Yet inside the frescoed courtroom, Knox's parents, who have regularly traveled from their home in Seattle to Perugia to visit the 24-year-old over the past four years, hugged their lawyers and cried with joy.
"We've been waiting for this for four years," said one of Sollecito's lawyers, Giulia Bongiorno.
The judge upheld Knox's conviction on a charge of slander for accusing bar owner Diya "Patrick" Lumumba of carrying out the killing. He set the sentence at three years, meaning for time served. Knox has been in prison since Nov. 6, 2007.
Prosecutors can appeal the acquittal to Italy's highest court. There was no word late Monday if they planned to do so.
In Seattle, about a dozen Knox supporters were overjoyed that she has been cleared of the murder conviction.
"She's free!" and "We did it!" they shouted at a hotel where they watched the court proceedings on TV.
10/03/2011 6:45 PM EDT
The Court Room
The Perugia court room earlier today.
10/03/2011 6:11 PM EDT
Knox Just Wants To Go Home
According to a friend, Amanda Knox just wants to go home, restart her life and "win back her happiness," the Associated Press reports.
Corrado Maria Daclon, the secretary general of a foundation that has championed Knox's cause, drove with Knox as she left Perugia's Campanne prison after an appeals court overturned her 2009 conviction for the sexual assault and stabbing death of her British roommate Meredith Kercher.Daclon quoted Knox as telling him as she left prison that she just "wanted to go home, reconnect with her family, take possession of her life and win back her happiness."

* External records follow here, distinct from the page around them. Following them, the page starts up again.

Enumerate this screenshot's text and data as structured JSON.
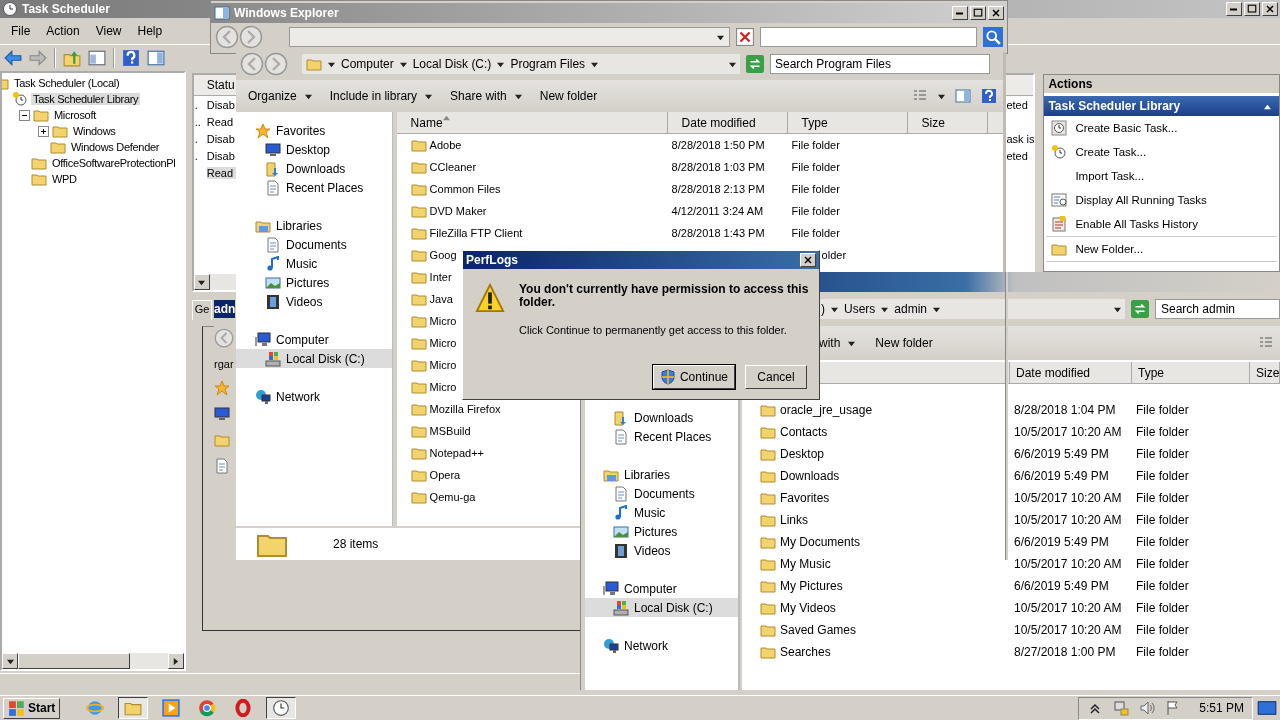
{
  "task_scheduler": {
    "title": "Task Scheduler",
    "menu": [
      "File",
      "Action",
      "View",
      "Help"
    ],
    "tree": [
      {
        "label": "Task Scheduler (Local)",
        "selected": false,
        "children": [
          {
            "label": "Task Scheduler Library",
            "selected": true,
            "children": [
              {
                "label": "Microsoft",
                "selected": false,
                "expanded": true,
                "children": [
                  {
                    "label": "Windows",
                    "selected": false,
                    "expanded": false
                  },
                  {
                    "label": "Windows Defender",
                    "selected": false
                  }
                ]
              },
              {
                "label": "OfficeSoftwareProtectionPl",
                "selected": false
              },
              {
                "label": "WPD",
                "selected": false
              }
            ]
          }
        ]
      }
    ],
    "task_table": {
      "column_1": "Statu",
      "rows": [
        {
          "column_0": ".",
          "status": "Disab",
          "column_last": "eted",
          "selected": false
        },
        {
          "column_0": "..",
          "status": "Read",
          "selected": false
        },
        {
          "column_0": ".",
          "status": "Disab",
          "column_last": "ask is",
          "selected": false
        },
        {
          "column_0": ".",
          "status": "Disab",
          "column_last": "eted",
          "selected": false
        },
        {
          "status": "Read",
          "selected": true
        }
      ]
    },
    "details_tab": "Ge",
    "actions": {
      "header": "Actions",
      "section": "Task Scheduler Library",
      "expanded": true,
      "items": [
        "Create Basic Task...",
        "Create Task...",
        "Import Task...",
        "Display All Running Tasks",
        "Enable All Tasks History",
        "New Folder..."
      ]
    }
  },
  "background_window": {
    "title_fragment": "adn",
    "toolbar_fragment": "rgar"
  },
  "explorer": {
    "title": "Windows Explorer",
    "breadcrumb": [
      "Computer",
      "Local Disk (C:)",
      "Program Files"
    ],
    "search": {
      "placeholder": "Search Program Files"
    },
    "toolbar": [
      {
        "label": "Organize",
        "dropdown": true
      },
      {
        "label": "Include in library",
        "dropdown": true
      },
      {
        "label": "Share with",
        "dropdown": true
      },
      {
        "label": "New folder",
        "dropdown": false
      }
    ],
    "nav": [
      {
        "label": "Favorites",
        "kind": "group",
        "selected": false
      },
      {
        "label": "Desktop",
        "kind": "item",
        "selected": false
      },
      {
        "label": "Downloads",
        "kind": "item",
        "selected": false
      },
      {
        "label": "Recent Places",
        "kind": "item",
        "selected": false
      },
      {
        "label": "Libraries",
        "kind": "group",
        "selected": false
      },
      {
        "label": "Documents",
        "kind": "item",
        "selected": false
      },
      {
        "label": "Music",
        "kind": "item",
        "selected": false
      },
      {
        "label": "Pictures",
        "kind": "item",
        "selected": false
      },
      {
        "label": "Videos",
        "kind": "item",
        "selected": false
      },
      {
        "label": "Computer",
        "kind": "group",
        "selected": false
      },
      {
        "label": "Local Disk (C:)",
        "kind": "item",
        "selected": true
      },
      {
        "label": "Network",
        "kind": "group",
        "selected": false
      }
    ],
    "columns": [
      {
        "label": "Name",
        "sorted": true
      },
      {
        "label": "Date modified",
        "sorted": false
      },
      {
        "label": "Type",
        "sorted": false
      },
      {
        "label": "Size",
        "sorted": false
      }
    ],
    "rows": [
      {
        "name": "Adobe",
        "date": "8/28/2018 1:50 PM",
        "type": "File folder"
      },
      {
        "name": "CCleaner",
        "date": "8/28/2018 1:03 PM",
        "type": "File folder"
      },
      {
        "name": "Common Files",
        "date": "8/28/2018 2:13 PM",
        "type": "File folder"
      },
      {
        "name": "DVD Maker",
        "date": "4/12/2011 3:24 AM",
        "type": "File folder"
      },
      {
        "name": "FileZilla FTP Client",
        "date": "8/28/2018 1:43 PM",
        "type": "File folder"
      },
      {
        "name": "Goog",
        "type_tail": "older"
      },
      {
        "name": "Inter"
      },
      {
        "name": "Java"
      },
      {
        "name": "Micro"
      },
      {
        "name": "Micro"
      },
      {
        "name": "Micro"
      },
      {
        "name": "Micro"
      },
      {
        "name": "Mozilla Firefox"
      },
      {
        "name": "MSBuild"
      },
      {
        "name": "Notepad++"
      },
      {
        "name": "Opera"
      },
      {
        "name": "Qemu-ga"
      }
    ],
    "status": "28 items"
  },
  "admin_window": {
    "breadcrumb": [
      ")",
      "Users",
      "admin"
    ],
    "search": {
      "placeholder": "Search admin"
    },
    "toolbar": [
      {
        "label": "with",
        "dropdown": true
      },
      {
        "label": "New folder",
        "dropdown": false
      }
    ],
    "nav": [
      {
        "label": "Downloads",
        "kind": "item",
        "selected": false
      },
      {
        "label": "Recent Places",
        "kind": "item",
        "selected": false
      },
      {
        "label": "Libraries",
        "kind": "group",
        "selected": false
      },
      {
        "label": "Documents",
        "kind": "item",
        "selected": false
      },
      {
        "label": "Music",
        "kind": "item",
        "selected": false
      },
      {
        "label": "Pictures",
        "kind": "item",
        "selected": false
      },
      {
        "label": "Videos",
        "kind": "item",
        "selected": false
      },
      {
        "label": "Computer",
        "kind": "group",
        "selected": false
      },
      {
        "label": "Local Disk (C:)",
        "kind": "item",
        "selected": true
      },
      {
        "label": "Network",
        "kind": "group",
        "selected": false
      }
    ],
    "columns": [
      "Date modified",
      "Type",
      "Size"
    ],
    "rows": [
      {
        "name": "oracle_jre_usage",
        "date": "8/28/2018 1:04 PM",
        "type": "File folder"
      },
      {
        "name": "Contacts",
        "date": "10/5/2017 10:20 AM",
        "type": "File folder"
      },
      {
        "name": "Desktop",
        "date": "6/6/2019 5:49 PM",
        "type": "File folder"
      },
      {
        "name": "Downloads",
        "date": "6/6/2019 5:49 PM",
        "type": "File folder"
      },
      {
        "name": "Favorites",
        "date": "10/5/2017 10:20 AM",
        "type": "File folder"
      },
      {
        "name": "Links",
        "date": "10/5/2017 10:20 AM",
        "type": "File folder"
      },
      {
        "name": "My Documents",
        "date": "6/6/2019 5:49 PM",
        "type": "File folder"
      },
      {
        "name": "My Music",
        "date": "10/5/2017 10:20 AM",
        "type": "File folder"
      },
      {
        "name": "My Pictures",
        "date": "6/6/2019 5:49 PM",
        "type": "File folder"
      },
      {
        "name": "My Videos",
        "date": "10/5/2017 10:20 AM",
        "type": "File folder"
      },
      {
        "name": "Saved Games",
        "date": "10/5/2017 10:20 AM",
        "type": "File folder"
      },
      {
        "name": "Searches",
        "date": "8/27/2018 1:00 PM",
        "type": "File folder"
      }
    ]
  },
  "dialog": {
    "title": "PerfLogs",
    "message": "You don't currently have permission to access this folder.",
    "detail": "Click Continue to permanently get access to this folder.",
    "buttons": [
      {
        "label": "Continue",
        "kind": "elevated",
        "default": true
      },
      {
        "label": "Cancel",
        "kind": "plain",
        "default": false
      }
    ]
  },
  "taskbar": {
    "start": "Start",
    "apps": [
      {
        "active": false
      },
      {
        "active": true
      },
      {
        "active": false
      },
      {
        "active": false
      },
      {
        "active": false
      },
      {
        "active": true
      }
    ],
    "clock": "5:51 PM"
  }
}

The AP also reports Knox is likely to return to the United States on Tuesday.
10/03/2011 6:02 PM EDT
Media Erroneously Report Knox Is Guilty
The Daily Mail reportedly published an erroneous story, saying the Italian appeal court found Knox guilty of the murder of Meredith Kercher.

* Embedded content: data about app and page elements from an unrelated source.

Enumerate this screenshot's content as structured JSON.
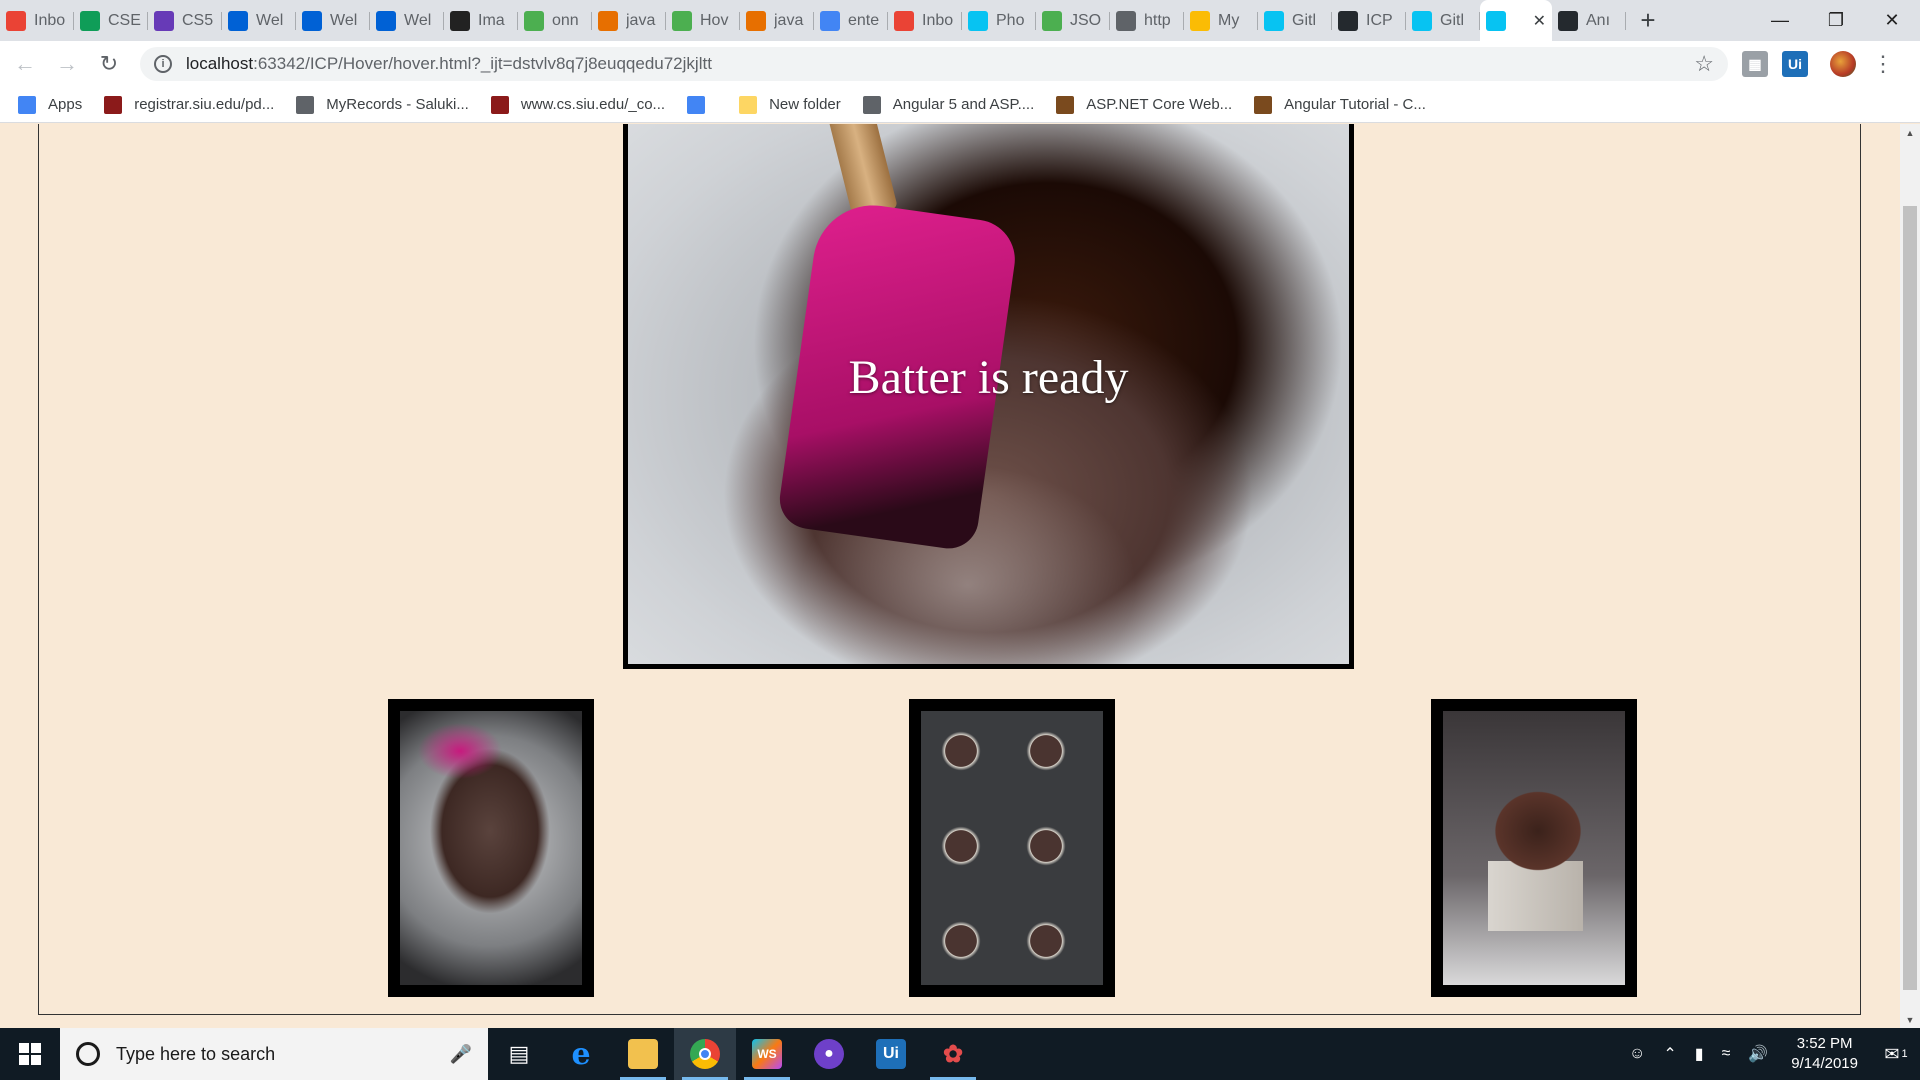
{
  "browser": {
    "tabs": [
      {
        "title": "Inbo",
        "icon": "gmail-icon",
        "color": "#ea4335"
      },
      {
        "title": "CSE",
        "icon": "sheets-icon",
        "color": "#0f9d58"
      },
      {
        "title": "CS5",
        "icon": "forms-icon",
        "color": "#673ab7"
      },
      {
        "title": "Wel",
        "icon": "box-icon",
        "color": "#0061d5"
      },
      {
        "title": "Wel",
        "icon": "box-icon",
        "color": "#0061d5"
      },
      {
        "title": "Wel",
        "icon": "box-icon",
        "color": "#0061d5"
      },
      {
        "title": "Ima",
        "icon": "codepen-icon",
        "color": "#222222"
      },
      {
        "title": "onn",
        "icon": "w3schools-icon",
        "color": "#4caf50"
      },
      {
        "title": "java",
        "icon": "java-icon",
        "color": "#e76f00"
      },
      {
        "title": "Hov",
        "icon": "w3schools-icon",
        "color": "#4caf50"
      },
      {
        "title": "java",
        "icon": "java-icon",
        "color": "#e76f00"
      },
      {
        "title": "ente",
        "icon": "google-icon",
        "color": "#4285f4"
      },
      {
        "title": "Inbo",
        "icon": "gmail-icon",
        "color": "#ea4335"
      },
      {
        "title": "Pho",
        "icon": "webstorm-icon",
        "color": "#07c3f2"
      },
      {
        "title": "JSO",
        "icon": "w3schools-icon",
        "color": "#4caf50"
      },
      {
        "title": "http",
        "icon": "globe-icon",
        "color": "#5f6368"
      },
      {
        "title": "My",
        "icon": "drive-icon",
        "color": "#fbbc04"
      },
      {
        "title": "Gitl",
        "icon": "webstorm-icon",
        "color": "#07c3f2"
      },
      {
        "title": "ICP",
        "icon": "github-icon",
        "color": "#24292e"
      },
      {
        "title": "Gitl",
        "icon": "webstorm-icon",
        "color": "#07c3f2"
      },
      {
        "title": "",
        "icon": "webstorm-icon",
        "color": "#07c3f2",
        "active": true
      },
      {
        "title": "Anı",
        "icon": "github-icon",
        "color": "#24292e"
      }
    ],
    "url_host": "localhost",
    "url_path": ":63342/ICP/Hover/hover.html?_ijt=dstvlv8q7j8euqqedu72jkjltt",
    "bookmarks": [
      {
        "label": "Apps",
        "icon": "apps-grid-icon",
        "color": "#4285f4"
      },
      {
        "label": "registrar.siu.edu/pd...",
        "icon": "siu-icon",
        "color": "#8b1a1a"
      },
      {
        "label": "MyRecords - Saluki...",
        "icon": "globe-icon",
        "color": "#5f6368"
      },
      {
        "label": "www.cs.siu.edu/_co...",
        "icon": "siu-icon",
        "color": "#8b1a1a"
      },
      {
        "label": "",
        "icon": "google-icon",
        "color": "#4285f4"
      },
      {
        "label": "New folder",
        "icon": "folder-icon",
        "color": "#fdd663"
      },
      {
        "label": "Angular 5 and ASP....",
        "icon": "globe-icon",
        "color": "#5f6368"
      },
      {
        "label": "ASP.NET Core Web...",
        "icon": "book-icon",
        "color": "#7a4a1e"
      },
      {
        "label": "Angular Tutorial - C...",
        "icon": "book-icon",
        "color": "#7a4a1e"
      }
    ]
  },
  "page": {
    "hero_caption": "Batter is ready",
    "thumbnails": [
      "batter",
      "cupcake-tin",
      "cupcake"
    ]
  },
  "taskbar": {
    "search_placeholder": "Type here to search",
    "time": "3:52 PM",
    "date": "9/14/2019",
    "notification_count": "1"
  }
}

HuffPost Media writes:
British blogger Malcolm Coles caught the Daily Mail's huge error, writing, "I'm not sure it can get more embarrassing than this for a news site." According to Coles, the newspaper jumped the gun, publishing its pre-written story as soon as the judge deemed Knox guilty for defamation.
Read the full story here.
10/03/2011 5:59 PM EDT
A recap of key dates in the Amanda Knox trial on HuffPost World.
10/03/2011 5:51 PM EDT
"Amanda Was A Nervous Wreck"
"As you could see from the images, Amanda was a nervous wreck who just collapsed," Maria Del Grosso, one of Knox's lawyers told reporters. "She wasn't able to say anything other than 'thank you' in a flood of tears."
10/03/2011 5:46 PM EDT
U.S. State Department Reacts
The U.S. State Department said it appreciated the "careful consideration" the Italian justice system gave to the case, the Associated Press reports. "Our Embassy in Rome will continue to provide appropriate consular assistance to Ms. Knox and her family," spokeswoman Victoria Nuland told the news service after the verdict.
10/03/2011 5:38 PM EDT
Tweets From Perugia
The Independent-reporter Peter Popham tweets from Perugia:
|@ peterpopham : Weird mood in Perugia's medieval heart, thugs baying for Amanda's blood, robbed of the witch they wanted to burn.|
10/03/2011 5:35 PM EDT
Amanda Knox Returning To The U.S. As Soon As Possible
Getty captured Amanda Knox leaving Perugia's court on Monday night. Knox will reportedly return to her hometown Seattle as soon as possible.
10/03/2011 5:28 PM EDT
Did Media Coverage Influence Knox's Trial?
Did world media coverage affect Amanda Knox's trial? Vote here.
10/03/2011 5:26 PM EDT
Knox Leaves Capanne Prison
Amanda Knox has left prison, The Telegraph reports:
"Knox has just been driven out of Capanne prison for the last time, ending her four year nigthmare."
Here's raw video of Knox learning the verdict: